« on: January 02, 2013, 05:42:55 pm »
Mike, my thinking is that it is far easier to soften a stiff boot, than to stiffen a soft boot.  I went through this with my Inferno 110's, which I found just did not have the beef to hold myself (at 6'2", 220 lbs) and a pair of stout Dynastars on steep slopes and in heavy crud.  I was just overpowering the boots.  Adding industrial grade, triple-ply Booster straps seems to have solved that, but Boosters aren't for everyone, and I recall you mentioning you weren't a fan of them. 

In any case, I was peeved, as I had only had the boots for one season, and it seemed I had already outgrown them.  I regretted not buying a 130 right from the start, and softening it to suit temporarily.  I may still switch, if I find the Boosters are not the final solution for me (too early to tell).

Eg. Gary skis a Lange RX130, and you know he's no Thor.  But he has significantly softened that boot to work for him, and he can still reverse some of the tweaks if needed.  Ask him for details on what he did -- definitely the spine bolts are out; but whether he cut some of the inner shell I'm not sure.

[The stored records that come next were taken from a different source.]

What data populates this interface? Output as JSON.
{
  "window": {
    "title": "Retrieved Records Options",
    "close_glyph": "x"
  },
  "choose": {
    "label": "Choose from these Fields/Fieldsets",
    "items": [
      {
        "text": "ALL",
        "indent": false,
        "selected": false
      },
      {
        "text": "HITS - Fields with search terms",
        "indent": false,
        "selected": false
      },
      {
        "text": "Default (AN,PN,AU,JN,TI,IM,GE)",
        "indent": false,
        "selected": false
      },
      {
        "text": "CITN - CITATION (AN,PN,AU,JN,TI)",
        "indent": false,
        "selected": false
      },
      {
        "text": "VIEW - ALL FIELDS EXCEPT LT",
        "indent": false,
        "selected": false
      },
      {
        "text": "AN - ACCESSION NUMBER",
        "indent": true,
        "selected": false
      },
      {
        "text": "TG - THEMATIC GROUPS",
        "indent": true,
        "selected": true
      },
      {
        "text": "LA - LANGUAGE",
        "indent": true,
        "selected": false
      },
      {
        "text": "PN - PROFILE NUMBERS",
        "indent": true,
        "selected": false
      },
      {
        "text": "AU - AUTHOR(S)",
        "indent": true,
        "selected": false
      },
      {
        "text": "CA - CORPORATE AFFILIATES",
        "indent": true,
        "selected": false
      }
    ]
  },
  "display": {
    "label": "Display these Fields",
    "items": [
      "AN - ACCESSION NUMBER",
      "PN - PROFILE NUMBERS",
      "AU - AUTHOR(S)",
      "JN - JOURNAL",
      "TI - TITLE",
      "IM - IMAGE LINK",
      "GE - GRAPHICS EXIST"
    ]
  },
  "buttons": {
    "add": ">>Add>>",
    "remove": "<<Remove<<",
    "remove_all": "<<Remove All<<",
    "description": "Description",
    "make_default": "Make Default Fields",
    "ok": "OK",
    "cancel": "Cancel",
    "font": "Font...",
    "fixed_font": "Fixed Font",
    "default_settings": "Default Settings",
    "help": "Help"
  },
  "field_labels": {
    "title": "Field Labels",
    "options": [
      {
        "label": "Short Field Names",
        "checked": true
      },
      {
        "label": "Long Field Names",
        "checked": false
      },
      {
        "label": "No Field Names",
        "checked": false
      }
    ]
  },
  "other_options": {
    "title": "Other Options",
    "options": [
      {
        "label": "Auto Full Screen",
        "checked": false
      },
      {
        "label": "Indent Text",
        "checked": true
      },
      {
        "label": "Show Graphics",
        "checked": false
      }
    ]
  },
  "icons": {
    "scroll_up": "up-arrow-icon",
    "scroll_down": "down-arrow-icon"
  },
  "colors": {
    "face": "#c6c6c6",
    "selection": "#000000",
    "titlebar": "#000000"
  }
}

If the shell of the Redster 110 is a perfect fit with minimal work required, then how about buying a 130 online and paying a bootfitter for a few tweaks? Or see what's on offer at Ellicottville at the end of the month.  There is at least one really good store there -- ask G for the name.

The Redster is certainly an interesting boot design.  The shell is shaped so that the foot sits flatter on the bottom (flatter lower shell profile), supposedly giving better edge control.  And the cuff can be rotated on the vertical axis to allow the knees to track straight.  Kind of like traditional cuff alignment, but in the other plane.  Cool.... 

Hope this helps.

PS:  there is a big difference between one brand's flex indices's and another, and even within the same brand (Dan may disagree with me here).  Through some boot testing in the spring, I found several at 130 flex that were significantly softer than my Infernos at 110, including another Tecnica (go figure).  Other 130's felt about the same, and only one or two were actually noticeably stiffer.  Turns out my 110s are pretty solid after all, which was reassuring.  Not sure what the Redster feels like, but if it's solid in the shop, then it will be more so out in the cold.  Bottom line - I wouldn't pay too much attention to the numbers, but go by feel instead.
« Last Edit: January 02, 2013, 07:02:45 pm by Svend »